The Grand National is often billed as the most unpredictable race in the world. However, for all the vagaries of a race typically contested by a huge field and run over 4¼+ miles and 30 idiosyncratic fences, the Grand National winner has been returned at a treble-figure price just five times in 180 years.


The first 100/1 winner of the National, Tipperary Tim, didn’t come along until 1928, 89 years after the first ‘official’ running of the race. Trained by Joseph Dodd and ridden the amateur William Parker “Bill” Dutton, Tipperary Tim won by virtue of all the other 41 starters, bar one, failing to complete the course. The eventual second, Billy Barton, parted company with jockey Tommy Cullinan at the final fence, but was remounted, at the second attempt to finish a distance behind the winner.
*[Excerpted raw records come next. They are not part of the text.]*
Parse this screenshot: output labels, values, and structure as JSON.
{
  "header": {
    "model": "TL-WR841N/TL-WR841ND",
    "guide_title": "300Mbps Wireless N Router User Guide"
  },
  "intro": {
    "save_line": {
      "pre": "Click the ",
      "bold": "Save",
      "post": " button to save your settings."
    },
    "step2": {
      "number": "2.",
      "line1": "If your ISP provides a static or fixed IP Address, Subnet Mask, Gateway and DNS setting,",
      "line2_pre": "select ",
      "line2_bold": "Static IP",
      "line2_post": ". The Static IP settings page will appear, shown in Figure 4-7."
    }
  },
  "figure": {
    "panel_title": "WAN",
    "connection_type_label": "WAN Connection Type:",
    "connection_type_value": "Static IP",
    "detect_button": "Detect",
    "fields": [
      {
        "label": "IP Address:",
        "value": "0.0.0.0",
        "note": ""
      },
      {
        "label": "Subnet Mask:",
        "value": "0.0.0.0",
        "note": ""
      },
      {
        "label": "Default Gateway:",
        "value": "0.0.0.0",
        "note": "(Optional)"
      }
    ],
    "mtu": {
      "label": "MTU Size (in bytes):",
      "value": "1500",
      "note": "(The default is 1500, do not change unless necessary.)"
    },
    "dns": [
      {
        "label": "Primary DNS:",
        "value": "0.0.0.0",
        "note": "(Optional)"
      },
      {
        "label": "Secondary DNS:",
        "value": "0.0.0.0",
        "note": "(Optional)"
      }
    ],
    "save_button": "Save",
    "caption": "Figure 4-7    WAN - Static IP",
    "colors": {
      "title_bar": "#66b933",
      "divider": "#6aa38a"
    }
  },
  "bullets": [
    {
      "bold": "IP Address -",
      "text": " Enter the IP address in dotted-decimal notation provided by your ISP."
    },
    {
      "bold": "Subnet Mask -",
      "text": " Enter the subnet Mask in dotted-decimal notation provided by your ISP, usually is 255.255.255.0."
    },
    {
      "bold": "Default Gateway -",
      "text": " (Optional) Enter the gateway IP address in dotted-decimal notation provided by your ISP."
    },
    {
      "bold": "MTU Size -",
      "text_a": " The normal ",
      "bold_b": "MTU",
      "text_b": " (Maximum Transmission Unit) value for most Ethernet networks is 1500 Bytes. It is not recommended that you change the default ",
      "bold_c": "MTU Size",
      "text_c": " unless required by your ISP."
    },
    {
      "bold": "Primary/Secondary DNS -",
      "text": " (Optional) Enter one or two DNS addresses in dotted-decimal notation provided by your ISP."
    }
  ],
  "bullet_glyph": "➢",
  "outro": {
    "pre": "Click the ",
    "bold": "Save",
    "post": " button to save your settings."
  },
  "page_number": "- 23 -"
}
Lo and behold, having waited nearly a century for a 100/1 winner of the National, the next one arrived the very next year, in 1929. That year, the ditch at the Canal Turn was filled in, but the winner, Gregalach, nonetheless faced 65 rivals in the largest field ever assembled for the Grand National. Trained by Thomas Leader and ridden by Robert Everett, made stealthy headway to tackle Cheltenham Gold Cup winner, and favourite, Easter Hero at the second-last fence and win by 6 lengths.


The 1947 Grand National was shrouded in tangibly thick fog and won by another 100/1 outsider, Caughoo, trained in Ireland by Herbert McDowell and ridden by little-known jockey Edward Dempsey. Caughoo came home 20 lengths ahead of his nearest rival, Lough Conn, ridden by Daniel McCann, who subsequently accused Dempsey of concealing his mount in the fog near the Melling Road on the first circuit and rejoining on the second. After a fracas, and a court case, photographic evidence eventually revealed that Caughoo had, in fact, jumped Becher’s Brook twice, so must have completed two full circuits of the course.


The seventh fence on the Grand National Course – also, of course, the twenty-third fence – has, since 1984, been officially called ‘Foinavon’. Foinavon won the 1967 Grand National at 100/1 and is commemorated for being the only horse to avoid a melee caused by a loose horse, the aptly-named Popham Down, at the fence which now bears his name. With all the remaining runners falling, being brought down or refusing, Foinavon was left well clear, eventually winning by 15 lengths.


The fifth, and final, 100/1 outsider to win the National, Mon Mome in 2009, won fair and square, by 12 lengths, on a sunny day and was one of seventeen finishers. His performance appeared no fluke, but he was settling an old score for his trainer, Venetia Williams, who had been knocked unconscious when her mount, Marcolo, a 200/1 outsider, fell at Becher’s Brook on her only attempt in the National as an amateur rider, 21 years previously.